A Conservative MP has been criticised for suggesting “chaotic parents” can be to blame for sending their children to school hungry so they are unable to concentrate.
John Penrose, a former minister who is married to NHS Test and Trace chief Baroness Harding, made the remark in a letter to a constituent as he defended voting against extending free school meals.
Penrose argued that the root causes of poverty should be focused on as the government faces public anger after refusing to extend the meals into half-term and beyond.
He criticised “sticking plaster” solutions that “increase dependency” on state support, as Manchester United and England footballer Marcus Rashford leads a campaign against child hunger.
The backbencher added: “Practical measures which make a genuine difference to the causes of poverty include things like the Pupil Premium, which gives schools extra funding for disadvantaged pupils; breakfast clubs, which help children with chaotic parents who send them to school without breakfast so they can’t concentrate properly…”
Shadow education secretary Kate Green criticised Penrose’s remarks and said it is not too late to “do the right thing” and back free school meals over the Christmas holiday.
“It is completely unacceptable for a Conservative MP to blame parents for the challenges created by his own government’s chronic incompetence,” the Labour MP said.
“Children are at risk of going hungry because of a decade of stagnant wages and cuts to social security.
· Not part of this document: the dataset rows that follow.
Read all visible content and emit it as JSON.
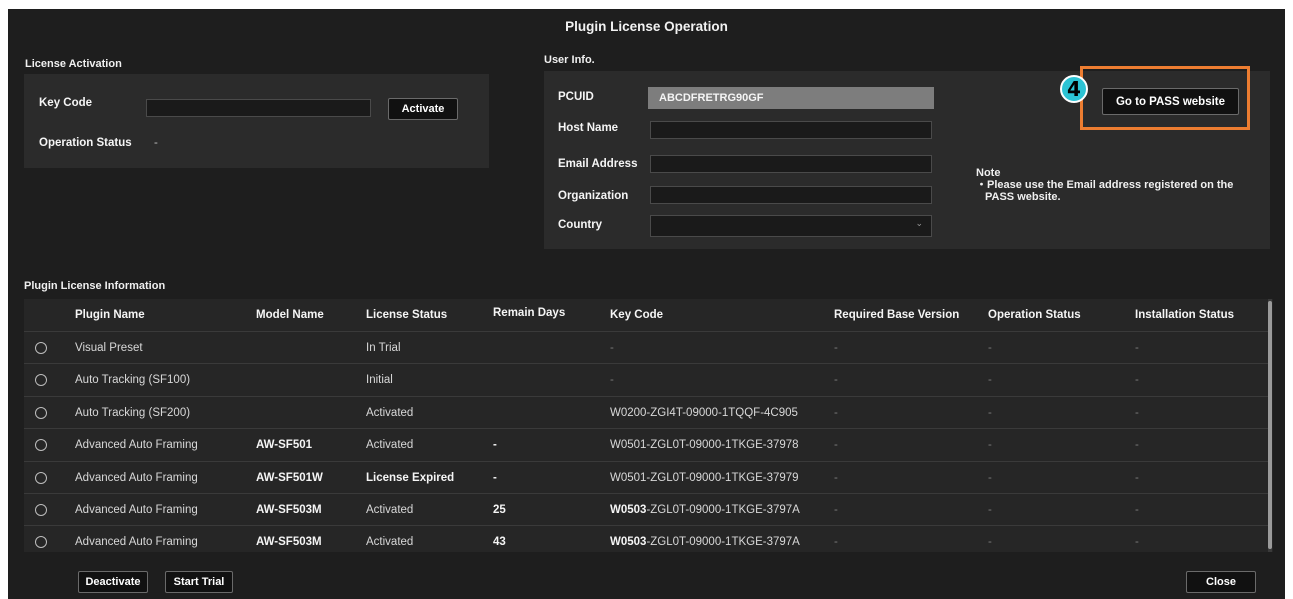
{
  "window": {
    "title": "Plugin License Operation"
  },
  "license_activation": {
    "section_label": "License Activation",
    "key_code_label": "Key Code",
    "key_code_value": "",
    "activate_label": "Activate",
    "operation_status_label": "Operation Status",
    "operation_status_value": "-"
  },
  "user_info": {
    "section_label": "User Info.",
    "pcuid_label": "PCUID",
    "pcuid_value": "ABCDFRETRG90GF",
    "host_name_label": "Host Name",
    "email_label": "Email Address",
    "organization_label": "Organization",
    "country_label": "Country",
    "country_value": "",
    "go_pass_label": "Go to PASS website",
    "note_title": "Note",
    "note_text": "・Please use the Email address registered on the",
    "note_text_2": "PASS website."
  },
  "callout": {
    "number": "4",
    "color": "#ed7d31",
    "badge_color": "#2cc3d4"
  },
  "plugin_info": {
    "section_label": "Plugin License Information",
    "columns": [
      "Plugin Name",
      "Model Name",
      "License Status",
      "Remain Days",
      "Key Code",
      "Required Base Version",
      "Operation Status",
      "Installation Status"
    ],
    "rows": [
      {
        "plugin": "Visual Preset",
        "model": "",
        "status": "In Trial",
        "remain": "",
        "key_prefix": "",
        "key_rest": "-",
        "base": "-",
        "op": "-",
        "inst": "-"
      },
      {
        "plugin": "Auto Tracking (SF100)",
        "model": "",
        "status": "Initial",
        "remain": "",
        "key_prefix": "",
        "key_rest": "-",
        "base": "-",
        "op": "-",
        "inst": "-"
      },
      {
        "plugin": "Auto Tracking (SF200)",
        "model": "",
        "status": "Activated",
        "remain": "",
        "key_prefix": "",
        "key_rest": "W0200-ZGI4T-09000-1TQQF-4C905",
        "base": "-",
        "op": "-",
        "inst": "-"
      },
      {
        "plugin": "Advanced Auto Framing",
        "model": "AW-SF501",
        "status": "Activated",
        "remain": "-",
        "key_prefix": "",
        "key_rest": "W0501-ZGL0T-09000-1TKGE-37978",
        "base": "-",
        "op": "-",
        "inst": "-"
      },
      {
        "plugin": "Advanced Auto Framing",
        "model": "AW-SF501W",
        "status": "License Expired",
        "remain": "-",
        "key_prefix": "",
        "key_rest": "W0501-ZGL0T-09000-1TKGE-37979",
        "base": "-",
        "op": "-",
        "inst": "-"
      },
      {
        "plugin": "Advanced Auto Framing",
        "model": "AW-SF503M",
        "status": "Activated",
        "remain": "25",
        "key_prefix": "W0503",
        "key_rest": "-ZGL0T-09000-1TKGE-3797A",
        "base": "-",
        "op": "-",
        "inst": "-"
      },
      {
        "plugin": "Advanced Auto Framing",
        "model": "AW-SF503M",
        "status": "Activated",
        "remain": "43",
        "key_prefix": "W0503",
        "key_rest": "-ZGL0T-09000-1TKGE-3797A",
        "base": "-",
        "op": "-",
        "inst": "-"
      }
    ]
  },
  "footer": {
    "deactivate_label": "Deactivate",
    "start_trial_label": "Start Trial",
    "close_label": "Close"
  }
}
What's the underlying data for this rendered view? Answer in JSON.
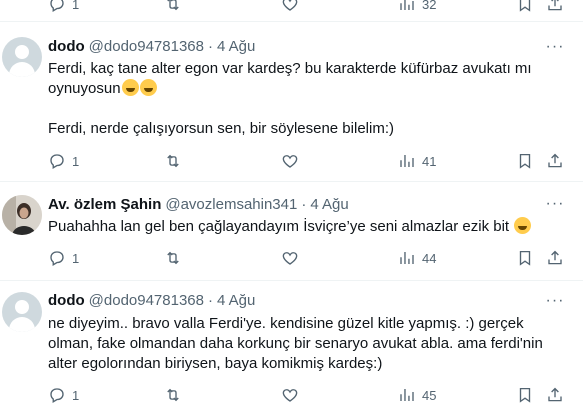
{
  "top_actions": {
    "replies": "1",
    "views": "32"
  },
  "tweets": [
    {
      "name": "dodo",
      "handle": "@dodo94781368",
      "separator": "·",
      "date": "4 Ağu",
      "text": "Ferdi, kaç tane alter egon var kardeş? bu karakterde küfürbaz avukatı mı oynuyosun",
      "emoji_text": "🤣🤣",
      "text2": "Ferdi, nerde çalışıyorsun sen, bir söylesene bilelim:)",
      "replies": "1",
      "views": "41"
    },
    {
      "name": "Av. özlem Şahin",
      "handle": "@avozlemsahin341",
      "separator": "·",
      "date": "4 Ağu",
      "text": "Puahahha lan gel ben çağlayandayım İsviçre’ye seni almazlar ezik bit",
      "emoji_text": "😂",
      "replies": "1",
      "views": "44"
    },
    {
      "name": "dodo",
      "handle": "@dodo94781368",
      "separator": "·",
      "date": "4 Ağu",
      "text": "ne diyeyim.. bravo valla Ferdi'ye. kendisine güzel kitle yapmış. :) gerçek olman, fake olmandan daha korkunç bir senaryo avukat abla. ama ferdi'nin alter egolorından biriysen, baya komikmiş kardeş:)",
      "replies": "1",
      "views": "45"
    }
  ],
  "more_glyph": "···",
  "colors": {
    "text": "#0f1419",
    "secondary": "#536471",
    "divider": "#eff3f4",
    "emoji": "#ffcc4d"
  }
}
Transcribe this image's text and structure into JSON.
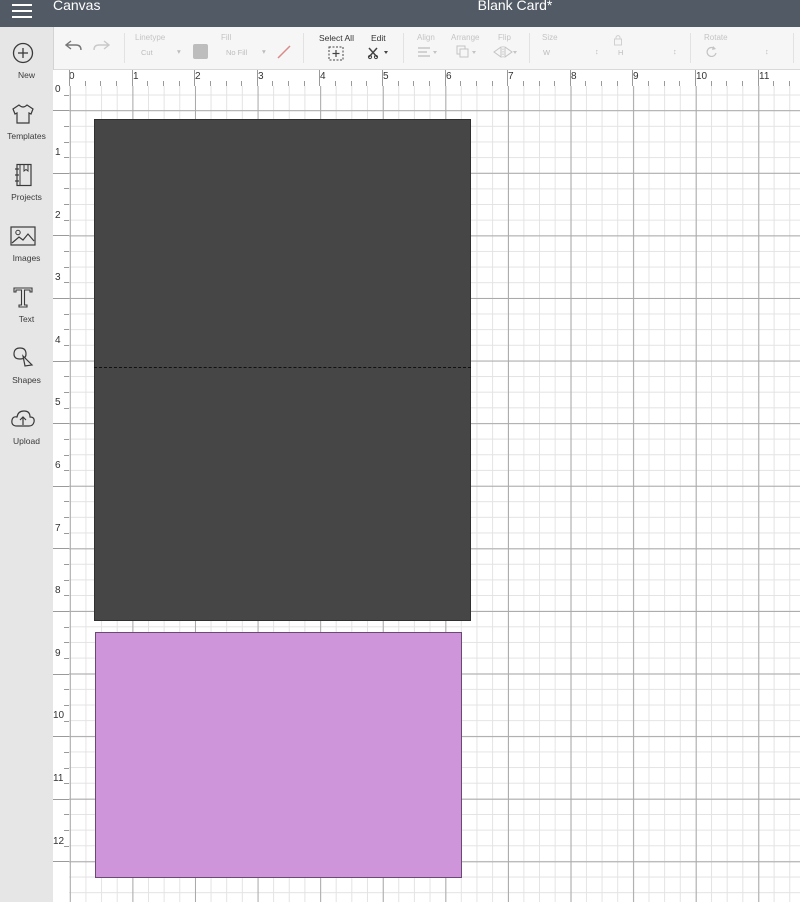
{
  "topbar": {
    "app_title": "Canvas",
    "doc_title": "Blank Card*"
  },
  "toolbar": {
    "linetype": {
      "label": "Linetype",
      "value": "Cut"
    },
    "fill": {
      "label": "Fill",
      "value": "No Fill"
    },
    "select_all": {
      "label": "Select All"
    },
    "edit": {
      "label": "Edit"
    },
    "align": {
      "label": "Align"
    },
    "arrange": {
      "label": "Arrange"
    },
    "flip": {
      "label": "Flip"
    },
    "size": {
      "label": "Size",
      "w": "W",
      "h": "H"
    },
    "rotate": {
      "label": "Rotate"
    }
  },
  "sidebar": {
    "items": [
      {
        "label": "New",
        "icon": "plus-circle-icon"
      },
      {
        "label": "Templates",
        "icon": "tshirt-icon"
      },
      {
        "label": "Projects",
        "icon": "notebook-icon"
      },
      {
        "label": "Images",
        "icon": "image-icon"
      },
      {
        "label": "Text",
        "icon": "text-t-icon"
      },
      {
        "label": "Shapes",
        "icon": "shapes-icon"
      },
      {
        "label": "Upload",
        "icon": "cloud-upload-icon"
      }
    ]
  },
  "ruler": {
    "top": [
      "0",
      "1",
      "2",
      "3",
      "4",
      "5",
      "6",
      "7",
      "8",
      "9",
      "10",
      "11"
    ],
    "left": [
      "0",
      "1",
      "2",
      "3",
      "4",
      "5",
      "6",
      "7",
      "8",
      "9",
      "10",
      "11",
      "12"
    ]
  },
  "canvas": {
    "shapes": [
      {
        "name": "card-base",
        "color": "#464646"
      },
      {
        "name": "card-insert",
        "color": "#cf95da"
      }
    ],
    "score_line_color": "#111111"
  }
}
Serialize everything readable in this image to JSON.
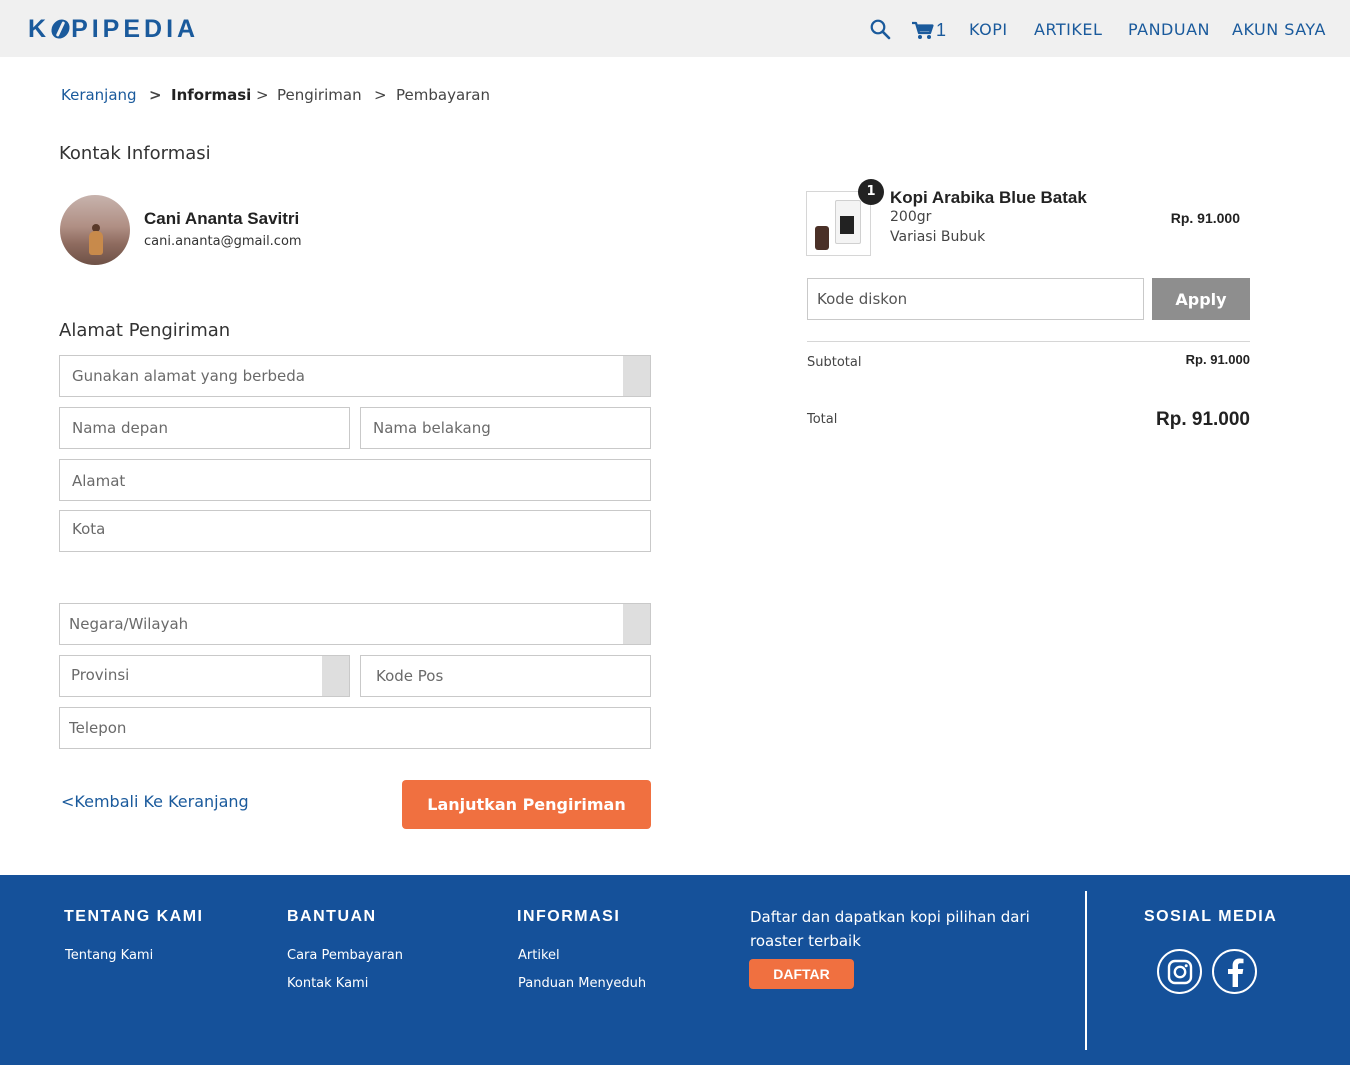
{
  "header": {
    "logo": "KOPIPEDIA",
    "logo_before": "K",
    "logo_after": "PIPEDIA",
    "cart_count": "1",
    "nav": [
      "KOPI",
      "ARTIKEL",
      "PANDUAN",
      "AKUN SAYA"
    ]
  },
  "breadcrumb": {
    "items": [
      "Keranjang",
      "Informasi",
      "Pengiriman",
      "Pembayaran"
    ],
    "separator": ">"
  },
  "contact": {
    "title": "Kontak Informasi",
    "name": "Cani Ananta Savitri",
    "email": "cani.ananta@gmail.com"
  },
  "shipping": {
    "title": "Alamat Pengiriman",
    "address_select": "Gunakan alamat yang berbeda",
    "first_name": "Nama depan",
    "last_name": "Nama belakang",
    "address": "Alamat",
    "city": "Kota",
    "country": "Negara/Wilayah",
    "province": "Provinsi",
    "postal_code": "Kode Pos",
    "phone": "Telepon"
  },
  "actions": {
    "back": "<Kembali Ke Keranjang",
    "continue": "Lanjutkan Pengiriman"
  },
  "order": {
    "quantity": "1",
    "product_name": "Kopi Arabika Blue Batak",
    "weight": "200gr",
    "variant": "Variasi Bubuk",
    "price": "Rp. 91.000",
    "discount_placeholder": "Kode diskon",
    "apply": "Apply",
    "subtotal_label": "Subtotal",
    "subtotal_value": "Rp. 91.000",
    "total_label": "Total",
    "total_value": "Rp. 91.000"
  },
  "footer": {
    "about_title": "TENTANG KAMI",
    "about_links": [
      "Tentang Kami"
    ],
    "help_title": "BANTUAN",
    "help_links": [
      "Cara Pembayaran",
      "Kontak Kami"
    ],
    "info_title": "INFORMASI",
    "info_links": [
      "Artikel",
      "Panduan Menyeduh"
    ],
    "promo_text": "Daftar dan dapatkan kopi pilihan dari roaster terbaik",
    "register": "DAFTAR",
    "social_title": "SOSIAL MEDIA",
    "social_icons": [
      "instagram-icon",
      "facebook-icon"
    ]
  },
  "colors": {
    "brand": "#1a5a9c",
    "accent": "#f07040",
    "footer_bg": "#15519a",
    "header_bg": "#f0f0f0"
  }
}
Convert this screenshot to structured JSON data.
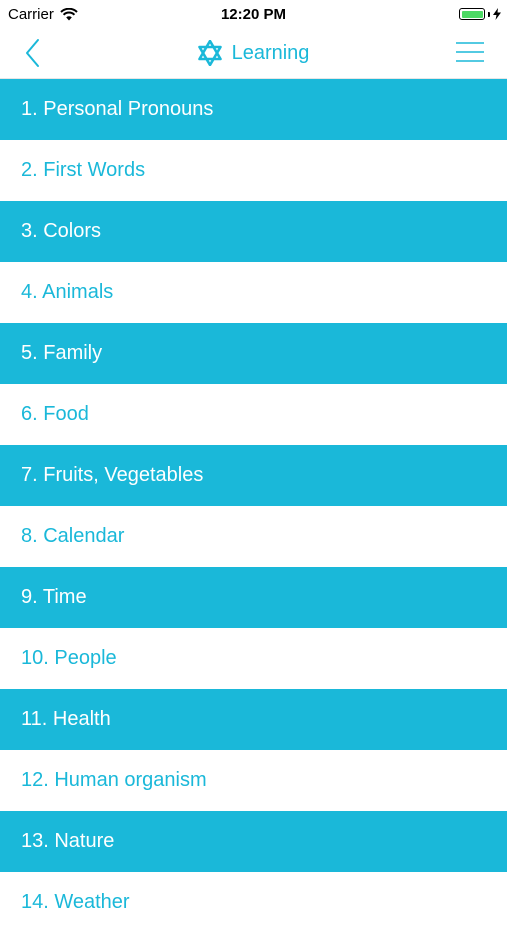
{
  "status": {
    "carrier": "Carrier",
    "time": "12:20 PM"
  },
  "nav": {
    "title": "Learning",
    "accent": "#1ab8d9"
  },
  "items": [
    "1. Personal Pronouns",
    "2. First Words",
    "3. Colors",
    "4. Animals",
    "5. Family",
    "6. Food",
    "7. Fruits, Vegetables",
    "8. Calendar",
    "9. Time",
    "10. People",
    "11. Health",
    "12. Human organism",
    "13. Nature",
    "14. Weather"
  ]
}
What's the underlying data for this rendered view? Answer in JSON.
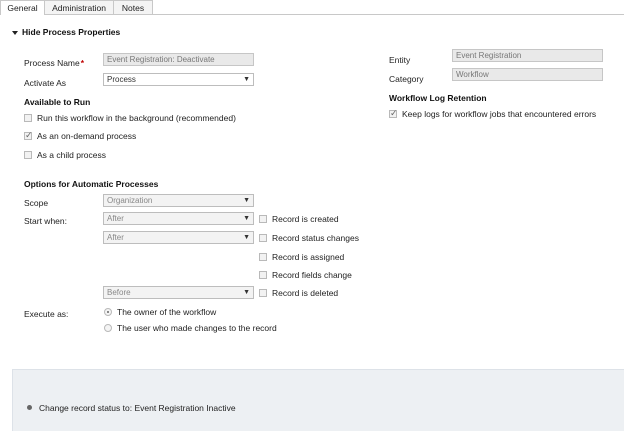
{
  "tabs": [
    {
      "label": "General",
      "active": true
    },
    {
      "label": "Administration",
      "active": false
    },
    {
      "label": "Notes",
      "active": false
    }
  ],
  "section": {
    "title": "Hide Process Properties",
    "toggle_icon": "collapse-triangle-icon"
  },
  "fields": {
    "process_name_label": "Process Name",
    "process_name_required": "*",
    "process_name_value": "Event Registration: Deactivate",
    "activate_as_label": "Activate As",
    "activate_as_value": "Process",
    "entity_label": "Entity",
    "entity_value": "Event Registration",
    "category_label": "Category",
    "category_value": "Workflow"
  },
  "available_to_run": {
    "title": "Available to Run",
    "options": [
      {
        "label": "Run this workflow in the background (recommended)",
        "checked": false
      },
      {
        "label": "As an on-demand process",
        "checked": true
      },
      {
        "label": "As a child process",
        "checked": false
      }
    ]
  },
  "log_retention": {
    "title": "Workflow Log Retention",
    "option_label": "Keep logs for workflow jobs that encountered errors",
    "checked": true
  },
  "automatic": {
    "title": "Options for Automatic Processes",
    "scope_label": "Scope",
    "scope_value": "Organization",
    "start_when_label": "Start when:",
    "start_rows": [
      {
        "select": "After",
        "checkbox_label": "Record is created"
      },
      {
        "select": "After",
        "checkbox_label": "Record status changes"
      },
      {
        "select": "",
        "checkbox_label": "Record is assigned"
      },
      {
        "select": "",
        "checkbox_label": "Record fields change"
      },
      {
        "select": "Before",
        "checkbox_label": "Record is deleted"
      }
    ],
    "execute_as_label": "Execute as:",
    "execute_options": [
      {
        "label": "The owner of the workflow",
        "selected": true
      },
      {
        "label": "The user who made changes to the record",
        "selected": false
      }
    ]
  },
  "steps": {
    "step_text": "Change record status to:  Event Registration  Inactive"
  }
}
Not only have the Conservatives voted against helping these children, they are now blaming their parents.”
The letter, which was posted to Twitter by a man saying he is a constituent of the Weston-super-Mare MP, comes after a separate controversial comment from a Tory colleague.
Mansfield MP Ben Bradley, who later argued his remark was “totally taken out of context”, replied to a tweet that described the free school meals programme as “£20 cash direct to a crack den and a brothel” by saying: “That’s what FSM vouchers in the summer effectively did…”
The Mirror, which first reported Penrose’s letter, quoted the MP as defending the contents of the letter.
“I’m afraid this says more about the small anti-Tory prejudices of a couple of local Labour activists than about what’s really in my letter, which is clearly about how breakfast clubs can be a valuable way of dealing with one of the causes of poverty, not about everybody else who uses breakfast clubs too,” he said.
Penrose’s wife, Baroness Harding, has faced criticism over her handling of the coronavirus Test and Trace system.
Shadow health minister Justin Madders said: “He ought to look at the management of Test and Trace if he wants to know what chaotic really is.”
Ministers are examining how holiday clubs could be used to feed hungry children in England in an effort to resolve the free school meals row.